It remains imperative to ensure the basics of sexually transmitted infection control are done well that is:
Ensure effective and timely treatment of positives
Ensure effective and timely management of their sexual partners (partner notification)
In order to maintain and improve the effectiveness of chlamydia screening and particularly increasing rates of retesting, the message of screening annually or on change of partner for those testing negative is important given that those testing negative remain at risk of future infection. Interventions such as text or email reminders at 1 year could be introduced at minimal cost and their effectiveness evaluated as has been trialled in Australia.16 For those testing positive we support the conclusion of Hosenfeld et al that retesting 3–6 months later would be advisable.7 Interventions to improve retesting rates in positives could also include text/email reminders, postal kits as well as enhanced sexual health advice including condom provision, other contraceptive information and brief behavioural interventions to reduce risk of infection and promote healthy sexual relationships.

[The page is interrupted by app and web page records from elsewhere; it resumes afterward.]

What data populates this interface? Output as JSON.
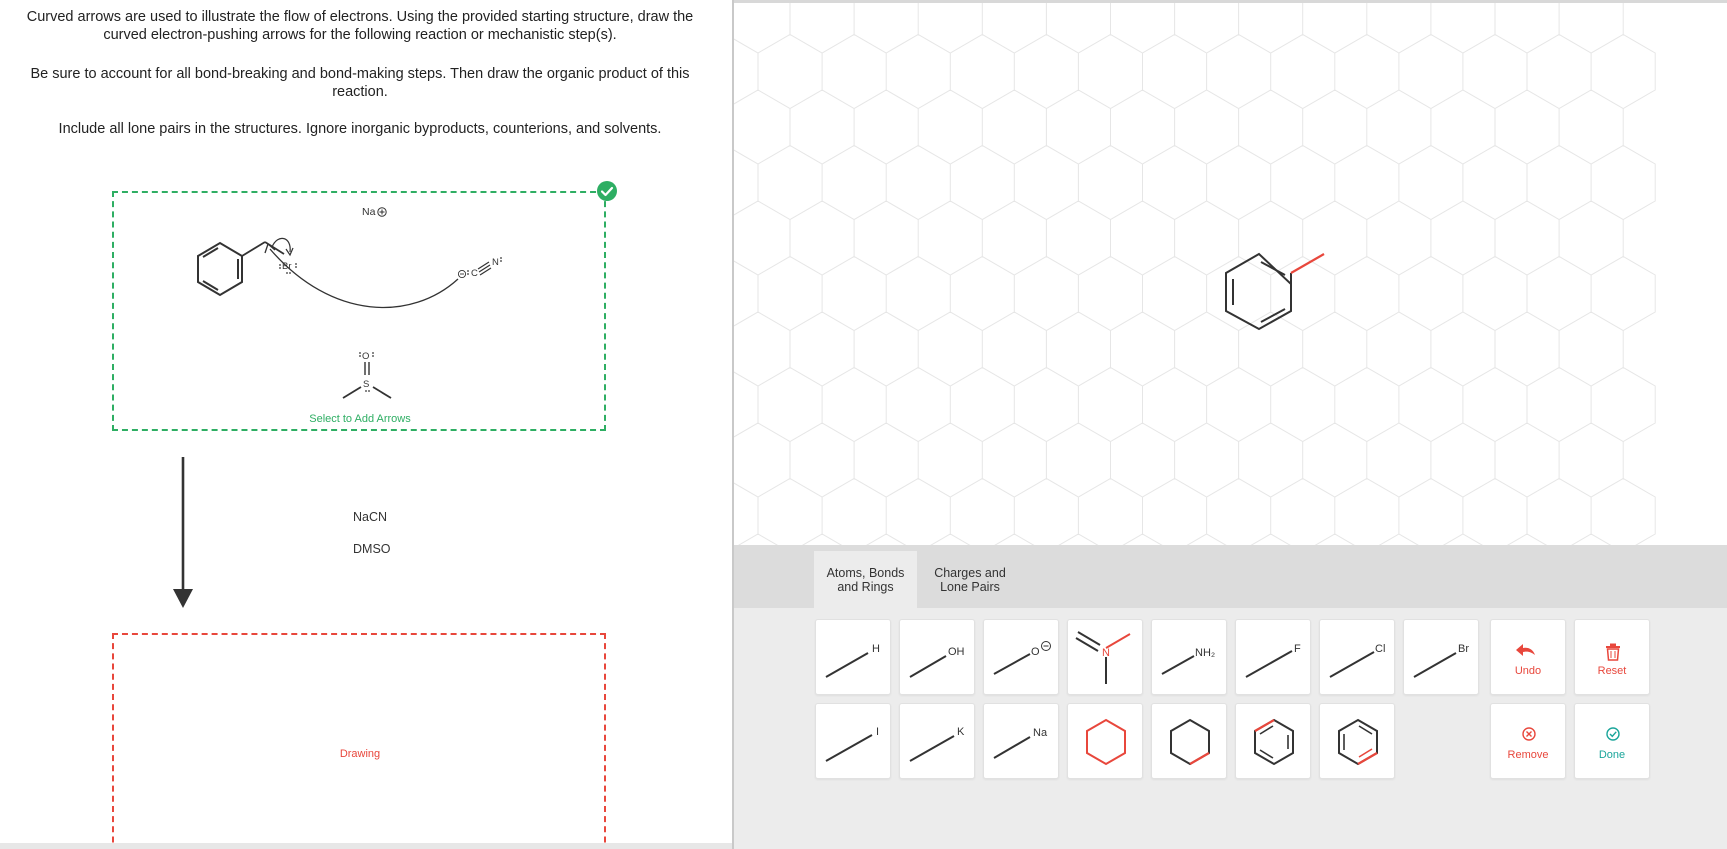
{
  "instructions": {
    "line1": "Curved arrows are used to illustrate the flow of electrons. Using the provided starting structure, draw the curved electron-pushing arrows for the following reaction or mechanistic step(s).",
    "line2": "Be sure to account for all bond-breaking and bond-making steps. Then draw the organic product of this reaction.",
    "line3": "Include all lone pairs in the structures. Ignore inorganic byproducts, counterions, and solvents."
  },
  "starting_structure": {
    "select_label": "Select to Add Arrows",
    "counterion": "Na",
    "bromine_label": "Br",
    "cyanide_c": "C",
    "cyanide_n": "N",
    "dmso_o": "O",
    "dmso_s": "S"
  },
  "reaction": {
    "reagent_1": "NaCN",
    "reagent_2": "DMSO"
  },
  "product_box": {
    "label": "Drawing"
  },
  "tabs": [
    {
      "line1": "Atoms, Bonds",
      "line2": "and Rings",
      "active": true
    },
    {
      "line1": "Charges and",
      "line2": "Lone Pairs",
      "active": false
    }
  ],
  "tools": {
    "h": "H",
    "oh": "OH",
    "o_anion": "O",
    "n": "N",
    "nh2": "NH₂",
    "f": "F",
    "cl": "Cl",
    "br": "Br",
    "i": "I",
    "k": "K",
    "na": "Na"
  },
  "actions": {
    "undo": "Undo",
    "reset": "Reset",
    "remove": "Remove",
    "done": "Done"
  },
  "colors": {
    "accent_green": "#2eae63",
    "accent_red": "#e8473c",
    "accent_teal": "#1aa59a",
    "bond": "#333333"
  }
}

A key feature of the next 5 years of the screening programme will be to maintain screening and rescreening. This study clearly shows the importance of ensuring that those who test positive are re-screened and potentially these individuals could be the focus of additional interventions for example, postal screening packs or active recall for retesting. The incidence of infection in those who test negative is still sufficiently high so annual testing is appropriate. As the screening programme matures and the novelty wears off, maintaining high rates of screening will mean screening an increasing proportion of people who have been screened before. This represents both a challenge and an opportunity.
Maintaining retesting rates will be important to the long term sustainability of chlamydia screening in the UK
Individuals who test positive are at high risk of repeat diagnosis
Recommend retesting positives at 3–6 months after initial screen
In Cornwall the positivity in those tested for the first time has decreased over time
We are very grateful to Pam Gates for initial discussions and allowing access to the Cornwall data, Jonathan Childs for anonymising and providing the dataset and Frances Keane for helpful comments on the paper and support for the study.
Contributors KT: conceived the study design, planned the statistical analysis, edited the final draft and supervised LT-L. PH: facilitated data collection, helped devise the study and contributed to the public health message and clinical relevance of the study. LT-L: undertook the statistical analysis and wrote the first draft, MM provided statistical advice and supervised the statistical analysis. MS: provided advice on the Cornwall data and helped with data interpretation from the point of view of the local screening office. All authors reviewed and commented on the final draft of the paper.
Funding KT is grateful to NIHR for providing funding for her fellowship award.
Competing interests Margaret May, Lea Trela-Larsen and Matt Sharp do not have any conflicts of interest to declare. Lea Trela-Larsen is funded by a MRC PhD studentship.
Data sharing statement For further information about the dataset and do files please contact Katy Turner email@example.com.
Provenance and peer review Commissioned; externally peer reviewed.
Correction This article has been corrected since it was published Online First. The Competing interests statement has been edited to include Lea Trela-Larsen's MRC PhD studentship; and Matt Sharp's affiliation has been updated to read, ‘Chlamydia Screening Service, Royal Cornwall Hospital Trust, Cornwall, UK’.